drivers beware. If you don't shop carefully for auto
insurance, you might have a major surcharge added onto your
insurance premium simply because you are not married.
unless you live in Massachusetts, many auto insurers penalize
unmarried drivers with hefty penalties simply because they are
single, divorced, or widowed. Apparently, under
Massachusetts law a driver's marital status may not be used to
set prices for auto insurance.
But in the
other 49 states, the law does not prohibit such discrimination.
The federal government takes a "hands off" approach on auto
insurance, leaving it to the various states to regulate the
Last week I
received a passionate letter from a woman in upstate New York.
"Katie" was upset to learn that although she is in her mid-50s,
and has a clean driving record, she has been charged a much
higher rate for car insurance simply because she is single.
A friend of a similar age, driving record, and same type of car,
paid GEICO about $300 less per year in premiums than Katie did
-- all because the friend was married.
with her own mother who lives in California to see if the
marital status penalty was being applied to widows, or only to
never married drivers such as Katie. To her surprise,
Century Insurance was imposing a marital status surcharge on her
started to call other insurance companies in New York state to
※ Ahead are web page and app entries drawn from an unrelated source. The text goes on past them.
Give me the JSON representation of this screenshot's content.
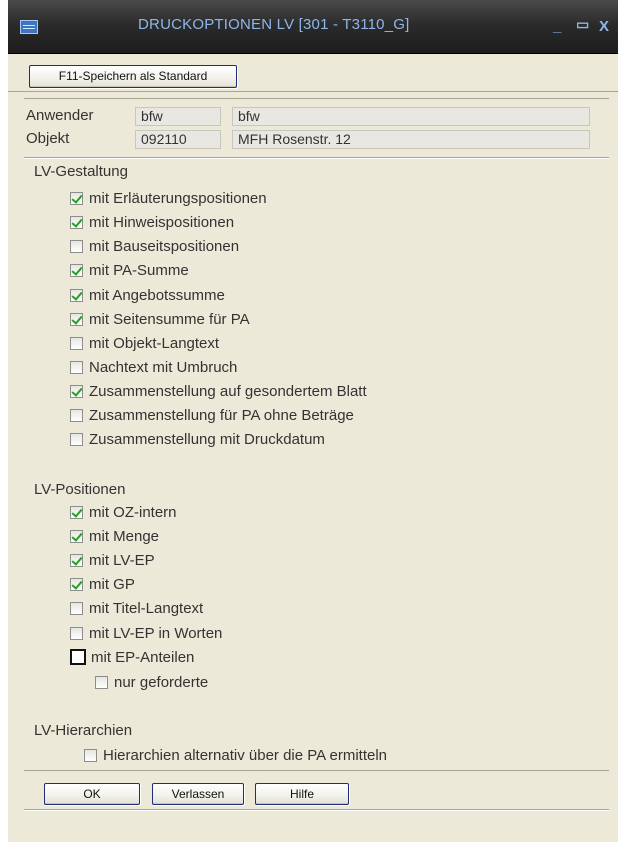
{
  "window": {
    "title": "DRUCKOPTIONEN LV  [301 - T3110_G]",
    "controls": {
      "minimize": "_",
      "maximize": "▭",
      "close": "X"
    }
  },
  "toolbar": {
    "save_default_label": "F11-Speichern als Standard"
  },
  "info": {
    "user_label": "Anwender",
    "user_code": "bfw",
    "user_name": "bfw",
    "object_label": "Objekt",
    "object_code": "092110",
    "object_name": "MFH Rosenstr. 12"
  },
  "sections": {
    "gestaltung": {
      "title": "LV-Gestaltung",
      "options": [
        {
          "label": "mit Erläuterungspositionen",
          "checked": true
        },
        {
          "label": "mit Hinweispositionen",
          "checked": true
        },
        {
          "label": "mit Bauseitspositionen",
          "checked": false
        },
        {
          "label": "mit PA-Summe",
          "checked": true
        },
        {
          "label": "mit Angebotssumme",
          "checked": true
        },
        {
          "label": "mit Seitensumme für PA",
          "checked": true
        },
        {
          "label": "mit Objekt-Langtext",
          "checked": false
        },
        {
          "label": "Nachtext mit Umbruch",
          "checked": false
        },
        {
          "label": "Zusammenstellung auf gesondertem Blatt",
          "checked": true
        },
        {
          "label": "Zusammenstellung für PA ohne Beträge",
          "checked": false
        },
        {
          "label": "Zusammenstellung mit Druckdatum",
          "checked": false
        }
      ]
    },
    "positionen": {
      "title": "LV-Positionen",
      "options": [
        {
          "label": "mit OZ-intern",
          "checked": true
        },
        {
          "label": "mit Menge",
          "checked": true
        },
        {
          "label": "mit LV-EP",
          "checked": true
        },
        {
          "label": "mit GP",
          "checked": true
        },
        {
          "label": "mit Titel-Langtext",
          "checked": false
        },
        {
          "label": "mit LV-EP in Worten",
          "checked": false
        },
        {
          "label": "mit EP-Anteilen",
          "checked": false
        },
        {
          "label": "nur geforderte",
          "checked": false
        }
      ]
    },
    "hierarchien": {
      "title": "LV-Hierarchien",
      "options": [
        {
          "label": "Hierarchien alternativ über die PA ermitteln",
          "checked": false
        }
      ]
    }
  },
  "footer": {
    "ok_label": "OK",
    "leave_label": "Verlassen",
    "help_label": "Hilfe"
  }
}
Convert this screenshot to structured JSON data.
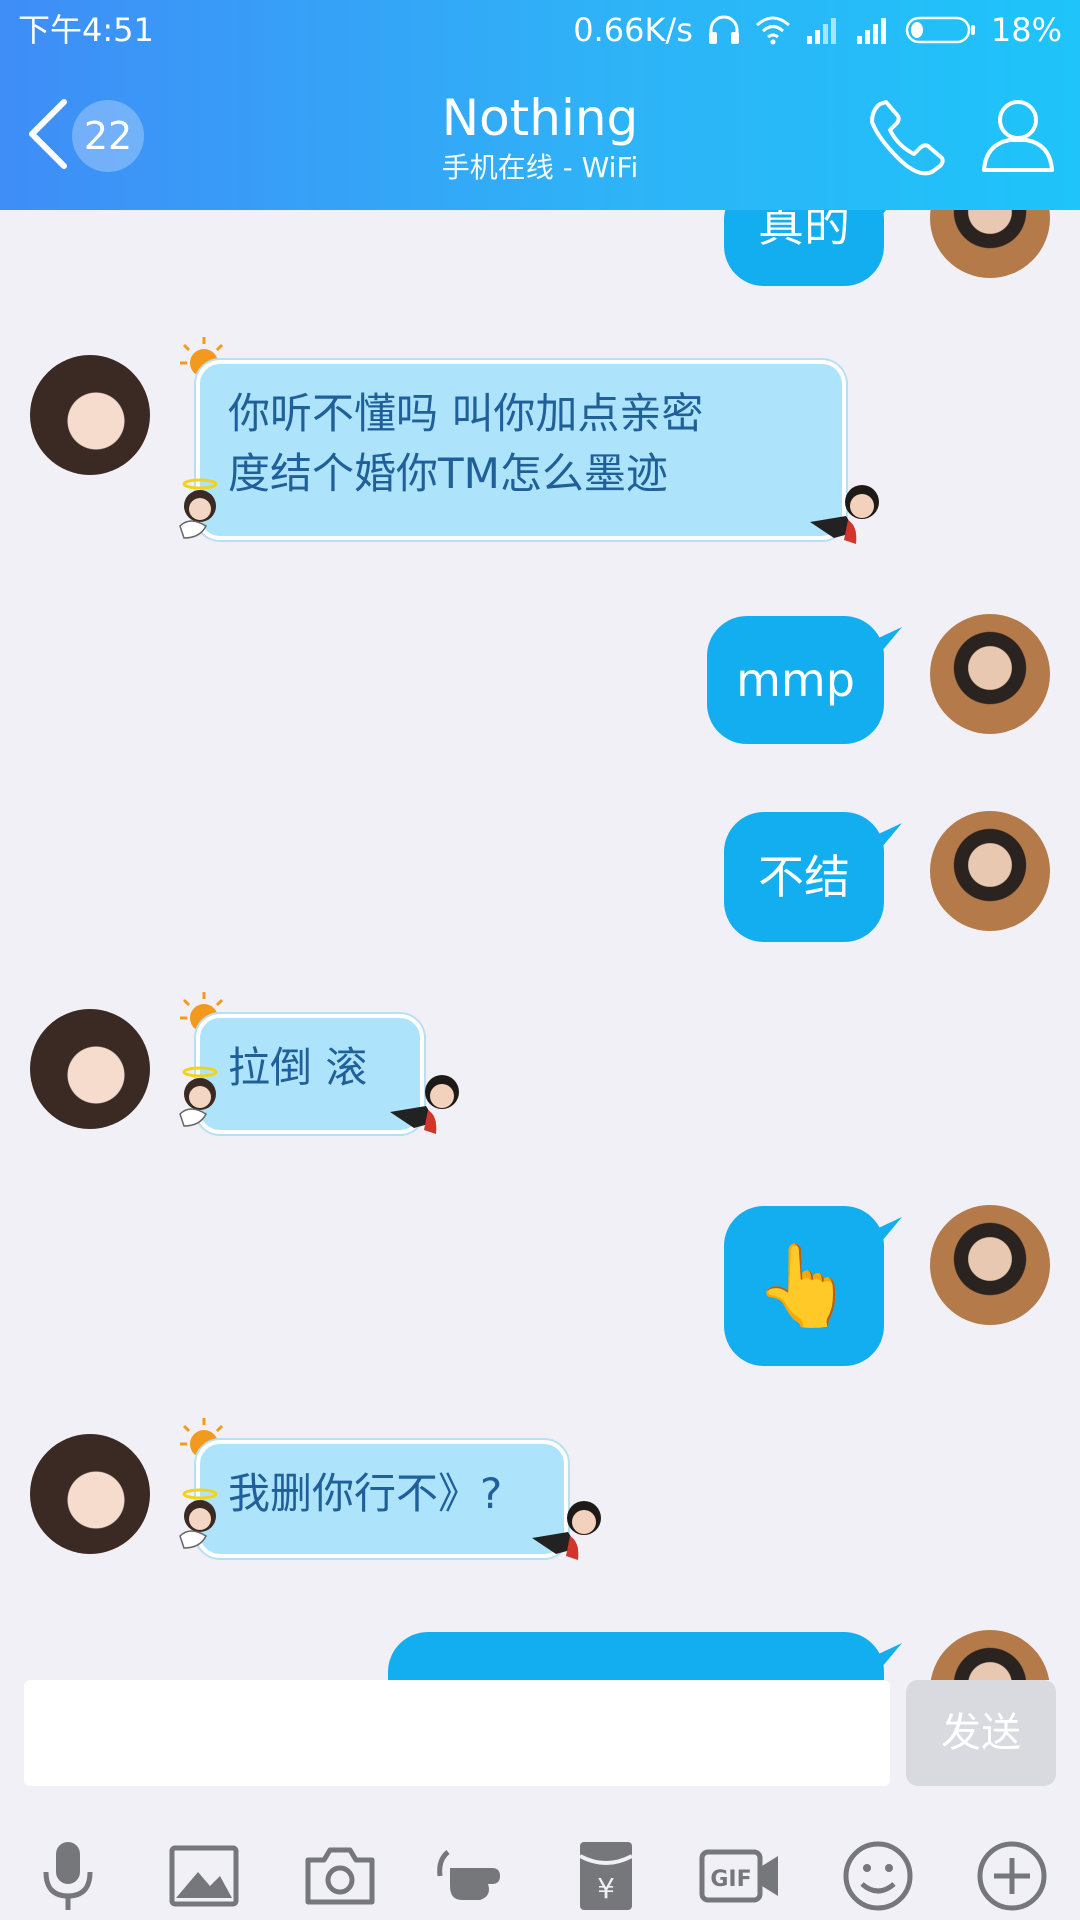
{
  "status_bar": {
    "time": "下午4:51",
    "net_speed": "0.66K/s",
    "battery": "18%"
  },
  "header": {
    "unread_count": "22",
    "title": "Nothing",
    "subtitle": "手机在线 - WiFi"
  },
  "messages": [
    {
      "from": "me",
      "text": "真的"
    },
    {
      "from": "her",
      "lines": [
        "你听不懂吗   叫你加点亲密",
        "度结个婚你TM怎么墨迹"
      ]
    },
    {
      "from": "me",
      "text": "mmp"
    },
    {
      "from": "me",
      "text": "不结"
    },
    {
      "from": "her",
      "text": "拉倒  滚"
    },
    {
      "from": "me",
      "emoji": "👆"
    },
    {
      "from": "her",
      "text": "我删你行不》?"
    }
  ],
  "input": {
    "placeholder": "",
    "send_label": "发送"
  },
  "toolbar": [
    "microphone-icon",
    "image-icon",
    "camera-icon",
    "poke-icon",
    "red-packet-icon",
    "gif-icon",
    "emoji-icon",
    "plus-icon"
  ],
  "colors": {
    "header_start": "#3f8df7",
    "header_end": "#1ec4fa",
    "outgoing_bubble": "#12aef0",
    "incoming_bubble": "#aee4fb",
    "incoming_text": "#1f5f9a"
  }
}
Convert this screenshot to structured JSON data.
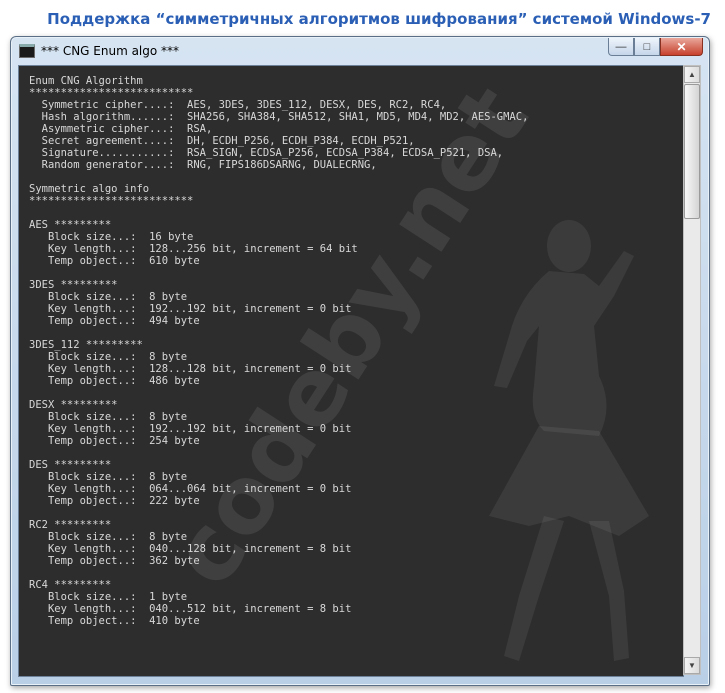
{
  "caption": "Поддержка “симметричных алгоритмов шифрования” системой Windows-7",
  "window": {
    "title": "*** CNG Enum algo ***",
    "controls": {
      "minimize": "—",
      "maximize": "□",
      "close": "✕"
    }
  },
  "watermark": "codeby.net",
  "console_lines": [
    "Enum CNG Algorithm",
    "**************************",
    "  Symmetric cipher....:  AES, 3DES, 3DES_112, DESX, DES, RC2, RC4,",
    "  Hash algorithm......:  SHA256, SHA384, SHA512, SHA1, MD5, MD4, MD2, AES-GMAC,",
    "  Asymmetric cipher...:  RSA,",
    "  Secret agreement....:  DH, ECDH_P256, ECDH_P384, ECDH_P521,",
    "  Signature...........:  RSA_SIGN, ECDSA_P256, ECDSA_P384, ECDSA_P521, DSA,",
    "  Random generator....:  RNG, FIPS186DSARNG, DUALECRNG,",
    "",
    "Symmetric algo info",
    "**************************",
    "",
    "AES *********",
    "   Block size...:  16 byte",
    "   Key length...:  128...256 bit, increment = 64 bit",
    "   Temp object..:  610 byte",
    "",
    "3DES *********",
    "   Block size...:  8 byte",
    "   Key length...:  192...192 bit, increment = 0 bit",
    "   Temp object..:  494 byte",
    "",
    "3DES_112 *********",
    "   Block size...:  8 byte",
    "   Key length...:  128...128 bit, increment = 0 bit",
    "   Temp object..:  486 byte",
    "",
    "DESX *********",
    "   Block size...:  8 byte",
    "   Key length...:  192...192 bit, increment = 0 bit",
    "   Temp object..:  254 byte",
    "",
    "DES *********",
    "   Block size...:  8 byte",
    "   Key length...:  064...064 bit, increment = 0 bit",
    "   Temp object..:  222 byte",
    "",
    "RC2 *********",
    "   Block size...:  8 byte",
    "   Key length...:  040...128 bit, increment = 8 bit",
    "   Temp object..:  362 byte",
    "",
    "RC4 *********",
    "   Block size...:  1 byte",
    "   Key length...:  040...512 bit, increment = 8 bit",
    "   Temp object..:  410 byte"
  ],
  "icons": {
    "app": "console-app-icon",
    "up": "scroll-up-arrow-icon",
    "down": "scroll-down-arrow-icon"
  },
  "colors": {
    "console_bg": "#2d2d2d",
    "console_text": "#d8d8d8",
    "caption": "#2a5fb5"
  }
}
search for one that did not penalize single drivers. All
the companies she contacted asked about Katie's marital status.
When an agent
from Response Insurance posed the same question, Katie asked why
that was relevant. Katie said the agent snickered and
replied "married folks get a lot better deal."
So Katie kept
shopping. Since she was a member of AARP, Katie checked
with Hartford Insurance company which offers discounted rates
for AARP members. Although she got a quote which was
tempting, Katie soon discovered that even the Hartford imposed a
marital status penalty on unmarried seniors.
Hartford's agent told Katie, "everyone does this, it's an
industry wide practice."
exaggeration. Although marital status discrimination is
prevalent among auto insurance companies, it is not an industry
years ago, I served on the Anti-Discrimination Task Force of the
California Insurance Commissioner and headed up the panel's
Marital Status Workgroup. By surveying many auto insurance
companies in California, I learned that a few companies, such as
AAA of Southern California, did not use marital status in
setting auto insurance rates.
ago, I decided to conduct an experiment to see whether such
discrimination was still pervasive. I went on the Internet
to a website which offered to give drivers six quotes for auto
I typed in
the relevant information, indicating that I was single, and
received my first set of six quotes. Then I typed in the
same information, only this time saying that I was divorced.
Then I did it again, stating that I was widowed. Then I
indicated I was married.
that four of the six companies charged substantially higher
rates to all three unmarried categories -- single, divorced, and
widowed -- than to a married driver with the same type of car
and driving history.
though marital status discrimination is quite common, it is not
universal. That is why unmarried drivers need to spend the
time to shop around to find a good rate that does not hinge on
their marital status.
Laura Peet, a
marketing consultant in New York city, knows first hand that
marital status discrimination is not limited to the
never-married or the widowed. Laura, who is divorced, was
interviewed by the Christian Science Monitor two years ago for a
story about "The Power of 1."
"Having been single most of my
professional career, there have been times when I've felt I was
carrying the weight of people with families," Peet told the
"When I was married, my car
insurance was a certain level, and when I got divorced it went
up," Peet complained. "Married people were regarded as more
responsible. Clearly that needs to change."
But until the law prohibits
marital status discrimination in automobile insurance rates --
which won't be anytime soon -- single people really need to shop
and compare, purchasing insurance from companies which don't
penalize unmarried drivers.
comparison research may be time consuming, but shopping around
can save you up to $500 or more per year if your unmarried,
making those funds available for other good purposes. In
fact, a recent consumer survey estimates that the average
unmarried American will spend about $545 this holiday season on
gifts for family members and friends.
it. Spending a few hours obtaining and comparing insurance
quotes could save you a bundle if you are unmarried.
That's not a bad way to come up with the dough to pay off the
credit cards you are using to purchase those holiday gifts.
Unmarried America 2005
Thomas F. Coleman, Executive Director of Unmarried America, is an
attorney with 33 years of experience in singles' rights, family
diversity, domestic partner benefits, and marital status discrimination.
Each week he adds a new commentary to Column One: Eye on Unmarried
firstname.lastname@example.org. Unmarried America is a nonprofit
information service for unmarried employees, consumers, taxpayers, and